Most people are familiar with the story of Moses and the burning bush. Moses saw a strange sight while he was out keeping watch over his father-in-law’s sheep — a bush burning, yet not consumed. Out of the bush came a voice — the voice of God — that would call Moses to go back to Egypt and set his people free from slavery. Moses heard these words: “Take off your sandals, Moses, you’re standing on Holy Ground.”
We may have burning questions (pardon the pun) about the bush and God speaking is such an unusual and dramatic way, but there are other questions: “What was it that made that particular ground ‘Holy?’” and “Where do you find Holy Ground these days?”

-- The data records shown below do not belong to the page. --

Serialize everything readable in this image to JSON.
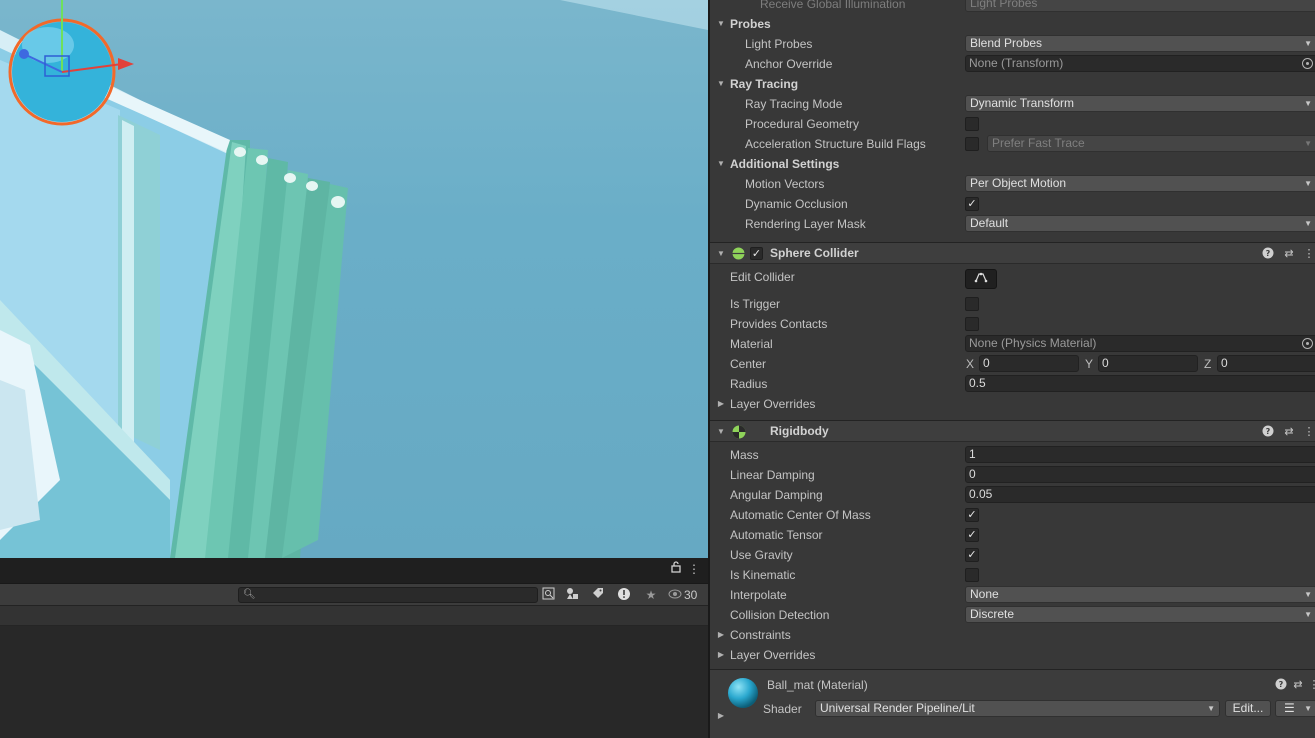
{
  "scene": {
    "icons": {
      "gizmo": "sphere-gizmo-icon"
    },
    "colors": {
      "sky": "#6aaec8",
      "radiator": "#6fc4b4",
      "selection": "#f26b22",
      "sphere": "#3bb5dc"
    }
  },
  "bottom_panel": {
    "lock_icon": "lock-icon",
    "menu_icon": "kebab-menu-icon",
    "search": {
      "value": "",
      "placeholder": ""
    },
    "hidden_count": "30",
    "toolbar_icons": [
      "search-filter-icon",
      "type-filter-icon",
      "label-filter-icon",
      "error-filter-icon",
      "favorite-filter-icon",
      "visibility-icon"
    ]
  },
  "inspector": {
    "renderer": {
      "receive_gi": {
        "label": "Receive Global Illumination",
        "value": "Light Probes"
      },
      "probes": {
        "header": "Probes",
        "light_probes": {
          "label": "Light Probes",
          "value": "Blend Probes"
        },
        "anchor_override": {
          "label": "Anchor Override",
          "value": "None (Transform)"
        }
      },
      "ray_tracing": {
        "header": "Ray Tracing",
        "mode": {
          "label": "Ray Tracing Mode",
          "value": "Dynamic Transform"
        },
        "procedural": {
          "label": "Procedural Geometry",
          "checked": false
        },
        "accel": {
          "label": "Acceleration Structure Build Flags",
          "value": "Prefer Fast Trace",
          "checked": false
        }
      },
      "additional": {
        "header": "Additional Settings",
        "motion_vectors": {
          "label": "Motion Vectors",
          "value": "Per Object Motion"
        },
        "dynamic_occlusion": {
          "label": "Dynamic Occlusion",
          "checked": true
        },
        "rendering_layer_mask": {
          "label": "Rendering Layer Mask",
          "value": "Default"
        }
      }
    },
    "sphere_collider": {
      "title": "Sphere Collider",
      "enabled": true,
      "edit_collider": {
        "label": "Edit Collider"
      },
      "is_trigger": {
        "label": "Is Trigger",
        "checked": false
      },
      "provides_contacts": {
        "label": "Provides Contacts",
        "checked": false
      },
      "material": {
        "label": "Material",
        "value": "None (Physics Material)"
      },
      "center": {
        "label": "Center",
        "x_label": "X",
        "x": "0",
        "y_label": "Y",
        "y": "0",
        "z_label": "Z",
        "z": "0"
      },
      "radius": {
        "label": "Radius",
        "value": "0.5"
      },
      "layer_overrides": {
        "label": "Layer Overrides"
      }
    },
    "rigidbody": {
      "title": "Rigidbody",
      "mass": {
        "label": "Mass",
        "value": "1"
      },
      "linear_damping": {
        "label": "Linear Damping",
        "value": "0"
      },
      "angular_damping": {
        "label": "Angular Damping",
        "value": "0.05"
      },
      "auto_center": {
        "label": "Automatic Center Of Mass",
        "checked": true
      },
      "auto_tensor": {
        "label": "Automatic Tensor",
        "checked": true
      },
      "use_gravity": {
        "label": "Use Gravity",
        "checked": true
      },
      "is_kinematic": {
        "label": "Is Kinematic",
        "checked": false
      },
      "interpolate": {
        "label": "Interpolate",
        "value": "None"
      },
      "collision_detection": {
        "label": "Collision Detection",
        "value": "Discrete"
      },
      "constraints": {
        "label": "Constraints"
      },
      "layer_overrides": {
        "label": "Layer Overrides"
      }
    },
    "material": {
      "name": "Ball_mat (Material)",
      "shader_label": "Shader",
      "shader_value": "Universal Render Pipeline/Lit",
      "edit_button": "Edit...",
      "list_icon": "list-icon"
    },
    "header_icons": [
      "help-icon",
      "presets-icon",
      "kebab-menu-icon"
    ]
  }
}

The word holy really just means “different,” “other than,” or “set apart for a special purpose.” But in this context it seems to mean something more. What made the ground on which Moses stood “different?” It seems that what made the ground holy, different, or set apart is that Moses encountered God in that place.
So, does that kind of ground exist today? I believe it does. To me, the most straightforward was to understand “Holy Ground” is that it is anywhere we find God — or experience God’s call in our lives. It doesn’t have to be a burning bush or a loud voice booming down from the heavens. That is unlikely. So where do you find Holy Ground these days? Holy Ground is often found in the very ordinary and mundane course of our lives. When Moses encounters God it’s an ordinary day and he’s doing his ordinary job. It’s in his daily routine that Moses has this extraordinary experience. He’s going about his ordinary business as a shepherd when he finds himself standing on Holy Ground.
This story, then, is not so much about the burning bush as it is about Moses opening himself to God’s call. When we are open to the possibility of experiencing God’s presence, the still small voice of calling, or the nudge that pushes us to act, then we can find ourselves — sometimes in surprising ways — standing on Holy Ground.
Holy Ground is most often found in the ordinary moments and places of our lives — whenever and wherever God has our attention long enough for us to be focused on the most important things in life.
I think we find ourselves on Holy Ground during all the major moments in our life: the birth of a child, when a child leaves home, during all the natural transitions and turning points in our life — those times when we’re really aware and thinking deeply about what’s most important.
When we listen deeply for God’s call, we can find what Theologian Frederick Buechner calls our “vocation,” which he defines as “the place where our deep gladness meets the world’s deep need.” That place is Holy Ground.
Sometimes Holy Ground can be a place where we wrestle with God — where we try to understand better what we are to do. It is the place where we question the authenticity of our calling. Sometimes Holy Ground is where we get a new outlook or discover a new viewpoint that helps us see more clearly what we are being called to do.
Holy Ground is any place where we experience God: where we learn that we’re not alone and where we discover that God provides us with what we need to be who we’re being called to be and what we’re being called to do. It is the place where God challenges us. And Holy Ground is a place of new beginnings.
When in your own life have you found yourself on Holy Ground? Where were you and what prompted this realization? What was God calling you to do — and how did you answer that call?
I look forward to exploring these ideas further with you this Sunday in the Sanctuary, in a worship experience that I pray will become for you Holy Ground.
Grace and Peace,